» What is required: Make an exact copy of all the data, pictures excluded.

------------------------------------------------------------

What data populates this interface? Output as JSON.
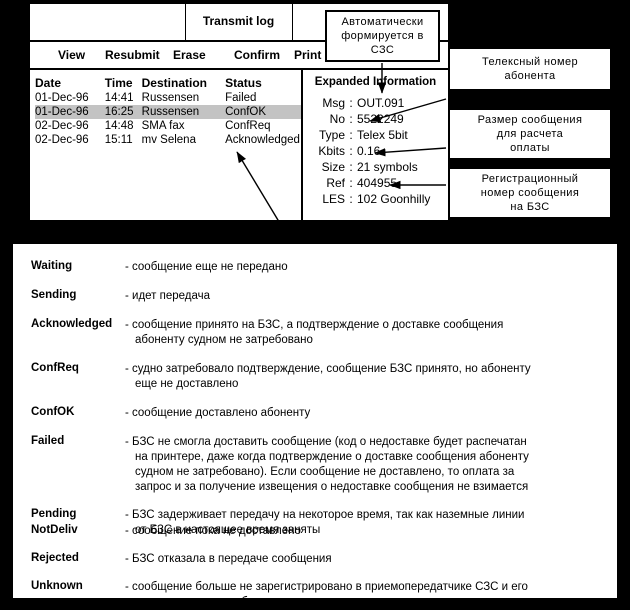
{
  "window": {
    "title": "Transmit log",
    "menu": [
      "View",
      "Resubmit",
      "Erase",
      "Confirm",
      "Print"
    ]
  },
  "log_table": {
    "headers": [
      "Date",
      "Time",
      "Destination",
      "Status"
    ],
    "rows": [
      {
        "date": "01-Dec-96",
        "time": "14:41",
        "destination": "Russensen",
        "status": "Failed",
        "selected": false
      },
      {
        "date": "01-Dec-96",
        "time": "16:25",
        "destination": "Russensen",
        "status": "ConfOK",
        "selected": true
      },
      {
        "date": "02-Dec-96",
        "time": "14:48",
        "destination": "SMA fax",
        "status": "ConfReq",
        "selected": false
      },
      {
        "date": "02-Dec-96",
        "time": "15:11",
        "destination": "mv Selena",
        "status": "Acknowledged",
        "selected": false
      }
    ]
  },
  "expanded_info": {
    "title": "Expanded Information",
    "fields": [
      {
        "key": "Msg",
        "value": "OUT.091"
      },
      {
        "key": "No",
        "value": "5522249"
      },
      {
        "key": "Type",
        "value": "Telex 5bit"
      },
      {
        "key": "Kbits",
        "value": "0.16"
      },
      {
        "key": "Size",
        "value": "21 symbols"
      },
      {
        "key": "Ref",
        "value": "404955"
      },
      {
        "key": "LES",
        "value": "102 Goonhilly"
      }
    ]
  },
  "callouts": {
    "auto": [
      "Автоматически",
      "формируется в",
      "СЗС"
    ],
    "telex": [
      "Телексный номер",
      "абонента"
    ],
    "size": [
      "Размер сообщения",
      "для расчета",
      "оплаты"
    ],
    "reg": [
      "Регистрационный",
      "номер  сообщения",
      "на БЗС"
    ]
  },
  "legend": {
    "items": [
      {
        "term": "Waiting",
        "lines": [
          "- сообщение еще не передано"
        ]
      },
      {
        "term": "Sending",
        "lines": [
          "- идет передача"
        ]
      },
      {
        "term": "Acknowledged",
        "lines": [
          "- сообщение принято на БЗС, а подтверждение о доставке сообщения",
          "абоненту судном не затребовано"
        ]
      },
      {
        "term": "ConfReq",
        "lines": [
          "- судно затребовало подтверждение, сообщение БЗС принято, но абоненту",
          "еще не доставлено"
        ]
      },
      {
        "term": "ConfOK",
        "lines": [
          "- сообщение доставлено абоненту"
        ]
      },
      {
        "term": "Failed",
        "lines": [
          "- БЗС не смогла доставить сообщение (код о недоставке будет распечатан",
          "на  принтере,  даже  когда  подтверждение  о  доставке  сообщения абоненту",
          "судном не затребовано). Если сообщение не доставлено, то оплата за",
          "запрос и за получение извещения о недоставке сообщения не взимается"
        ]
      },
      {
        "term": "Pending",
        "lines": [
          "- БЗС задерживает передачу на некоторое время, так как наземные линии",
          "от БЗС в настоящее время заняты"
        ]
      },
      {
        "term": "NotDeliv",
        "lines": [
          "- сообщение пока не доставлено"
        ]
      },
      {
        "term": "Rejected",
        "lines": [
          "- БЗС отказала в передаче сообщения"
        ]
      },
      {
        "term": "Unknown",
        "lines": [
          "- сообщение больше не зарегистрировано в приемопередатчике СЗС и его",
          "окончательная судьба не известна."
        ]
      }
    ]
  },
  "colors": {
    "background": "#000000",
    "panel": "#ffffff",
    "border": "#000000",
    "selection": "#c3c3c3"
  }
}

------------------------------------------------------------

» Exercise result:
What data populates this interface? Output as JSON.
{
  "window": {
    "title": "Transmit log",
    "menu": [
      "View",
      "Resubmit",
      "Erase",
      "Confirm",
      "Print"
    ]
  },
  "log_table": {
    "headers": [
      "Date",
      "Time",
      "Destination",
      "Status"
    ],
    "rows": [
      {
        "date": "01-Dec-96",
        "time": "14:41",
        "destination": "Russensen",
        "status": "Failed",
        "selected": false
      },
      {
        "date": "01-Dec-96",
        "time": "16:25",
        "destination": "Russensen",
        "status": "ConfOK",
        "selected": true
      },
      {
        "date": "02-Dec-96",
        "time": "14:48",
        "destination": "SMA fax",
        "status": "ConfReq",
        "selected": false
      },
      {
        "date": "02-Dec-96",
        "time": "15:11",
        "destination": "mv Selena",
        "status": "Acknowledged",
        "selected": false
      }
    ]
  },
  "expanded_info": {
    "title": "Expanded Information",
    "fields": [
      {
        "key": "Msg",
        "value": "OUT.091"
      },
      {
        "key": "No",
        "value": "5522249"
      },
      {
        "key": "Type",
        "value": "Telex 5bit"
      },
      {
        "key": "Kbits",
        "value": "0.16"
      },
      {
        "key": "Size",
        "value": "21 symbols"
      },
      {
        "key": "Ref",
        "value": "404955"
      },
      {
        "key": "LES",
        "value": "102 Goonhilly"
      }
    ]
  },
  "callouts": {
    "auto": [
      "Автоматически",
      "формируется в",
      "СЗС"
    ],
    "telex": [
      "Телексный номер",
      "абонента"
    ],
    "size": [
      "Размер сообщения",
      "для расчета",
      "оплаты"
    ],
    "reg": [
      "Регистрационный",
      "номер  сообщения",
      "на БЗС"
    ]
  },
  "legend": {
    "items": [
      {
        "term": "Waiting",
        "lines": [
          "- сообщение еще не передано"
        ]
      },
      {
        "term": "Sending",
        "lines": [
          "- идет передача"
        ]
      },
      {
        "term": "Acknowledged",
        "lines": [
          "- сообщение принято на БЗС, а подтверждение о доставке сообщения",
          "абоненту судном не затребовано"
        ]
      },
      {
        "term": "ConfReq",
        "lines": [
          "- судно затребовало подтверждение, сообщение БЗС принято, но абоненту",
          "еще не доставлено"
        ]
      },
      {
        "term": "ConfOK",
        "lines": [
          "- сообщение доставлено абоненту"
        ]
      },
      {
        "term": "Failed",
        "lines": [
          "- БЗС не смогла доставить сообщение (код о недоставке будет распечатан",
          "на  принтере,  даже  когда  подтверждение  о  доставке  сообщения абоненту",
          "судном не затребовано). Если сообщение не доставлено, то оплата за",
          "запрос и за получение извещения о недоставке сообщения не взимается"
        ]
      },
      {
        "term": "Pending",
        "lines": [
          "- БЗС задерживает передачу на некоторое время, так как наземные линии",
          "от БЗС в настоящее время заняты"
        ]
      },
      {
        "term": "NotDeliv",
        "lines": [
          "- сообщение пока не доставлено"
        ]
      },
      {
        "term": "Rejected",
        "lines": [
          "- БЗС отказала в передаче сообщения"
        ]
      },
      {
        "term": "Unknown",
        "lines": [
          "- сообщение больше не зарегистрировано в приемопередатчике СЗС и его",
          "окончательная судьба не известна."
        ]
      }
    ]
  },
  "colors": {
    "background": "#000000",
    "panel": "#ffffff",
    "border": "#000000",
    "selection": "#c3c3c3"
  }
}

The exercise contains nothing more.